--- Data shown ---

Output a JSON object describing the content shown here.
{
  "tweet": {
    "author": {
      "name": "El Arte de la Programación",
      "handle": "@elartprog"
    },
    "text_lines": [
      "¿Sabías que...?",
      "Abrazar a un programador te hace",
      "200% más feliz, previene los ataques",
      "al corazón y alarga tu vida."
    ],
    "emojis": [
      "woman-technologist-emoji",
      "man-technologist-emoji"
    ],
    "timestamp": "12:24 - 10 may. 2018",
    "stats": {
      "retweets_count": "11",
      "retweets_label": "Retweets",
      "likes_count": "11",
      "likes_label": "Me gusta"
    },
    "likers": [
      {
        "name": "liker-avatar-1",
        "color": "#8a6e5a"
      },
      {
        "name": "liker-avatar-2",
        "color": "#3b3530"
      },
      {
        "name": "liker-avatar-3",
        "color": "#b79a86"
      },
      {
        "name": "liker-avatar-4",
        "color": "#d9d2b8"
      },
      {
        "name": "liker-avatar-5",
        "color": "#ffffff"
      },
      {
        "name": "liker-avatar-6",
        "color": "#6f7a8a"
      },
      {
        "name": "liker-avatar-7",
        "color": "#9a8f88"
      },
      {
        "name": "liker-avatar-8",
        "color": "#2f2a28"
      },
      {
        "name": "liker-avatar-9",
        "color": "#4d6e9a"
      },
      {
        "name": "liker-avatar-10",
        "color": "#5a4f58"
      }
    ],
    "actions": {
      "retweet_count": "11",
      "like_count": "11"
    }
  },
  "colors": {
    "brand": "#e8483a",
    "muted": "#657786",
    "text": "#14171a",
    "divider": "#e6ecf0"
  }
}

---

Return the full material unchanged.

Output a JSON object describing the content shown here.
{
  "tweet": {
    "author": {
      "name": "El Arte de la Programación",
      "handle": "@elartprog"
    },
    "text_lines": [
      "¿Sabías que...?",
      "Abrazar a un programador te hace",
      "200% más feliz, previene los ataques",
      "al corazón y alarga tu vida."
    ],
    "emojis": [
      "woman-technologist-emoji",
      "man-technologist-emoji"
    ],
    "timestamp": "12:24 - 10 may. 2018",
    "stats": {
      "retweets_count": "11",
      "retweets_label": "Retweets",
      "likes_count": "11",
      "likes_label": "Me gusta"
    },
    "likers": [
      {
        "name": "liker-avatar-1",
        "color": "#8a6e5a"
      },
      {
        "name": "liker-avatar-2",
        "color": "#3b3530"
      },
      {
        "name": "liker-avatar-3",
        "color": "#b79a86"
      },
      {
        "name": "liker-avatar-4",
        "color": "#d9d2b8"
      },
      {
        "name": "liker-avatar-5",
        "color": "#ffffff"
      },
      {
        "name": "liker-avatar-6",
        "color": "#6f7a8a"
      },
      {
        "name": "liker-avatar-7",
        "color": "#9a8f88"
      },
      {
        "name": "liker-avatar-8",
        "color": "#2f2a28"
      },
      {
        "name": "liker-avatar-9",
        "color": "#4d6e9a"
      },
      {
        "name": "liker-avatar-10",
        "color": "#5a4f58"
      }
    ],
    "actions": {
      "retweet_count": "11",
      "like_count": "11"
    }
  },
  "colors": {
    "brand": "#e8483a",
    "muted": "#657786",
    "text": "#14171a",
    "divider": "#e6ecf0"
  }
}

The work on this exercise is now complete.